(Excerpted records Opens)

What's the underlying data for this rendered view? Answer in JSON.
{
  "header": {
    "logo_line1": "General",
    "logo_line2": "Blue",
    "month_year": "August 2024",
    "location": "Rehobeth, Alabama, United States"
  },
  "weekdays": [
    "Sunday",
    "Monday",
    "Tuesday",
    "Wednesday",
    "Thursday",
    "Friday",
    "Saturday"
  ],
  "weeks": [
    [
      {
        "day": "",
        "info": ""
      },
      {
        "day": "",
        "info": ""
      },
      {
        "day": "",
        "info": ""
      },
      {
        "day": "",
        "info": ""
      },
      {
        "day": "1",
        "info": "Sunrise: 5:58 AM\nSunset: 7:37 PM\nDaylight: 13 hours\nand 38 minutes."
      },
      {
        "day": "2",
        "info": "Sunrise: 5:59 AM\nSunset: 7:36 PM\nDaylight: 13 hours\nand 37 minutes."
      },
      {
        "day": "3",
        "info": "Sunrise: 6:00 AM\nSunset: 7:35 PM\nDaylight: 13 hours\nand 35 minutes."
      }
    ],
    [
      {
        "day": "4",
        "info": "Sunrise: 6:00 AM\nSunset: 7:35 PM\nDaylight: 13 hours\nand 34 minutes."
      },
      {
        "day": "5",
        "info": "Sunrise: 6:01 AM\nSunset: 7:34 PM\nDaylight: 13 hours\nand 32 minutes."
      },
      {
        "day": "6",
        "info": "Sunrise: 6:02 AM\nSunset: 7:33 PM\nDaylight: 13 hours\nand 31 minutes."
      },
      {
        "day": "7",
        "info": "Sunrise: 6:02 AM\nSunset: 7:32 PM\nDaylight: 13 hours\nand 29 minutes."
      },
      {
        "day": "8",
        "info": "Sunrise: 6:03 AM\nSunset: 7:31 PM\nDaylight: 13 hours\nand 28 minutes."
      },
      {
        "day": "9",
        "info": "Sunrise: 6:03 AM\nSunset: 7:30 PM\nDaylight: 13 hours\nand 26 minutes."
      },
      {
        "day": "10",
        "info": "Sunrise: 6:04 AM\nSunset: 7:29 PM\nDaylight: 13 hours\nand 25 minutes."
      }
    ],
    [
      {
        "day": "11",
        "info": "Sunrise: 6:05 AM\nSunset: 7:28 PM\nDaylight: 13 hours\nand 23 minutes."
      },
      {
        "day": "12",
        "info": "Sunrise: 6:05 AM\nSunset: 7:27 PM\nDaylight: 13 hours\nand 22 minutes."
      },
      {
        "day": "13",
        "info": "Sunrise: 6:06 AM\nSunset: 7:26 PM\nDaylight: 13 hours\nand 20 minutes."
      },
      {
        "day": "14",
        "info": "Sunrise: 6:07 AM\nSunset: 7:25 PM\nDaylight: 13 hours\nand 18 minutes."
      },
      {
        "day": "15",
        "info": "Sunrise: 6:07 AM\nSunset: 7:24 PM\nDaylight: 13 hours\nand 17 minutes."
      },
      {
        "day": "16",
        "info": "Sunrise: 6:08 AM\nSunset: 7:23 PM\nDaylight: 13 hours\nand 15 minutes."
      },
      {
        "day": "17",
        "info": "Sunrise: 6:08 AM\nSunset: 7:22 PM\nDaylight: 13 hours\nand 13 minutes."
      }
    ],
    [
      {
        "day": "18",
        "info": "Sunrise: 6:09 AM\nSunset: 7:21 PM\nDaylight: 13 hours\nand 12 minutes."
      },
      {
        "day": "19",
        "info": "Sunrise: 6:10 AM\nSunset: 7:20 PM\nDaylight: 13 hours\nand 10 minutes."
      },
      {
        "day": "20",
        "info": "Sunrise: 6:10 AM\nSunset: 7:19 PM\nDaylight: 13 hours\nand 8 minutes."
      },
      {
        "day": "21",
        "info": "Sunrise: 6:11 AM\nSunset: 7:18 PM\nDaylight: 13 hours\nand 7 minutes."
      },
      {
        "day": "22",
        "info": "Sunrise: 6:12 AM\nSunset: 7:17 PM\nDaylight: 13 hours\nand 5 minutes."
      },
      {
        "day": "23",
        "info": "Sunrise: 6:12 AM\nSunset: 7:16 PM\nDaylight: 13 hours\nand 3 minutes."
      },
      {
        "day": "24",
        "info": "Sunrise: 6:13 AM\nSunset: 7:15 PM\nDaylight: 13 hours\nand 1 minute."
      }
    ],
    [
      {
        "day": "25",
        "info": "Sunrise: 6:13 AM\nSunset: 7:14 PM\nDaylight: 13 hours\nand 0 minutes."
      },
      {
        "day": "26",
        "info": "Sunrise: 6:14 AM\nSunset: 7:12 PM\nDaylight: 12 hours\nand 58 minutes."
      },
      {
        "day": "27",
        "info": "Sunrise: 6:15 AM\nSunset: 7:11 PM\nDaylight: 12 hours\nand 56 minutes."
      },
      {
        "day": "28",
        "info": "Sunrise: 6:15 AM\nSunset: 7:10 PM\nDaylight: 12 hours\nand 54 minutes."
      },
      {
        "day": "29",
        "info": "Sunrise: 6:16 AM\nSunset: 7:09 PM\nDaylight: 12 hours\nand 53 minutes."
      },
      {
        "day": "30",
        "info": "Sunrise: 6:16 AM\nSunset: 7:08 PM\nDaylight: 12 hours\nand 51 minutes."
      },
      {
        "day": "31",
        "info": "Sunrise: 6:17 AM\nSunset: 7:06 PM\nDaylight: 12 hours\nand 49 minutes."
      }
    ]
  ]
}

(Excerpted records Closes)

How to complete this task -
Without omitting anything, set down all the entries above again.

Task solution -
What's the underlying data for this rendered view? Answer in JSON.
{
  "header": {
    "logo_line1": "General",
    "logo_line2": "Blue",
    "month_year": "August 2024",
    "location": "Rehobeth, Alabama, United States"
  },
  "weekdays": [
    "Sunday",
    "Monday",
    "Tuesday",
    "Wednesday",
    "Thursday",
    "Friday",
    "Saturday"
  ],
  "weeks": [
    [
      {
        "day": "",
        "info": ""
      },
      {
        "day": "",
        "info": ""
      },
      {
        "day": "",
        "info": ""
      },
      {
        "day": "",
        "info": ""
      },
      {
        "day": "1",
        "info": "Sunrise: 5:58 AM\nSunset: 7:37 PM\nDaylight: 13 hours\nand 38 minutes."
      },
      {
        "day": "2",
        "info": "Sunrise: 5:59 AM\nSunset: 7:36 PM\nDaylight: 13 hours\nand 37 minutes."
      },
      {
        "day": "3",
        "info": "Sunrise: 6:00 AM\nSunset: 7:35 PM\nDaylight: 13 hours\nand 35 minutes."
      }
    ],
    [
      {
        "day": "4",
        "info": "Sunrise: 6:00 AM\nSunset: 7:35 PM\nDaylight: 13 hours\nand 34 minutes."
      },
      {
        "day": "5",
        "info": "Sunrise: 6:01 AM\nSunset: 7:34 PM\nDaylight: 13 hours\nand 32 minutes."
      },
      {
        "day": "6",
        "info": "Sunrise: 6:02 AM\nSunset: 7:33 PM\nDaylight: 13 hours\nand 31 minutes."
      },
      {
        "day": "7",
        "info": "Sunrise: 6:02 AM\nSunset: 7:32 PM\nDaylight: 13 hours\nand 29 minutes."
      },
      {
        "day": "8",
        "info": "Sunrise: 6:03 AM\nSunset: 7:31 PM\nDaylight: 13 hours\nand 28 minutes."
      },
      {
        "day": "9",
        "info": "Sunrise: 6:03 AM\nSunset: 7:30 PM\nDaylight: 13 hours\nand 26 minutes."
      },
      {
        "day": "10",
        "info": "Sunrise: 6:04 AM\nSunset: 7:29 PM\nDaylight: 13 hours\nand 25 minutes."
      }
    ],
    [
      {
        "day": "11",
        "info": "Sunrise: 6:05 AM\nSunset: 7:28 PM\nDaylight: 13 hours\nand 23 minutes."
      },
      {
        "day": "12",
        "info": "Sunrise: 6:05 AM\nSunset: 7:27 PM\nDaylight: 13 hours\nand 22 minutes."
      },
      {
        "day": "13",
        "info": "Sunrise: 6:06 AM\nSunset: 7:26 PM\nDaylight: 13 hours\nand 20 minutes."
      },
      {
        "day": "14",
        "info": "Sunrise: 6:07 AM\nSunset: 7:25 PM\nDaylight: 13 hours\nand 18 minutes."
      },
      {
        "day": "15",
        "info": "Sunrise: 6:07 AM\nSunset: 7:24 PM\nDaylight: 13 hours\nand 17 minutes."
      },
      {
        "day": "16",
        "info": "Sunrise: 6:08 AM\nSunset: 7:23 PM\nDaylight: 13 hours\nand 15 minutes."
      },
      {
        "day": "17",
        "info": "Sunrise: 6:08 AM\nSunset: 7:22 PM\nDaylight: 13 hours\nand 13 minutes."
      }
    ],
    [
      {
        "day": "18",
        "info": "Sunrise: 6:09 AM\nSunset: 7:21 PM\nDaylight: 13 hours\nand 12 minutes."
      },
      {
        "day": "19",
        "info": "Sunrise: 6:10 AM\nSunset: 7:20 PM\nDaylight: 13 hours\nand 10 minutes."
      },
      {
        "day": "20",
        "info": "Sunrise: 6:10 AM\nSunset: 7:19 PM\nDaylight: 13 hours\nand 8 minutes."
      },
      {
        "day": "21",
        "info": "Sunrise: 6:11 AM\nSunset: 7:18 PM\nDaylight: 13 hours\nand 7 minutes."
      },
      {
        "day": "22",
        "info": "Sunrise: 6:12 AM\nSunset: 7:17 PM\nDaylight: 13 hours\nand 5 minutes."
      },
      {
        "day": "23",
        "info": "Sunrise: 6:12 AM\nSunset: 7:16 PM\nDaylight: 13 hours\nand 3 minutes."
      },
      {
        "day": "24",
        "info": "Sunrise: 6:13 AM\nSunset: 7:15 PM\nDaylight: 13 hours\nand 1 minute."
      }
    ],
    [
      {
        "day": "25",
        "info": "Sunrise: 6:13 AM\nSunset: 7:14 PM\nDaylight: 13 hours\nand 0 minutes."
      },
      {
        "day": "26",
        "info": "Sunrise: 6:14 AM\nSunset: 7:12 PM\nDaylight: 12 hours\nand 58 minutes."
      },
      {
        "day": "27",
        "info": "Sunrise: 6:15 AM\nSunset: 7:11 PM\nDaylight: 12 hours\nand 56 minutes."
      },
      {
        "day": "28",
        "info": "Sunrise: 6:15 AM\nSunset: 7:10 PM\nDaylight: 12 hours\nand 54 minutes."
      },
      {
        "day": "29",
        "info": "Sunrise: 6:16 AM\nSunset: 7:09 PM\nDaylight: 12 hours\nand 53 minutes."
      },
      {
        "day": "30",
        "info": "Sunrise: 6:16 AM\nSunset: 7:08 PM\nDaylight: 12 hours\nand 51 minutes."
      },
      {
        "day": "31",
        "info": "Sunrise: 6:17 AM\nSunset: 7:06 PM\nDaylight: 12 hours\nand 49 minutes."
      }
    ]
  ]
}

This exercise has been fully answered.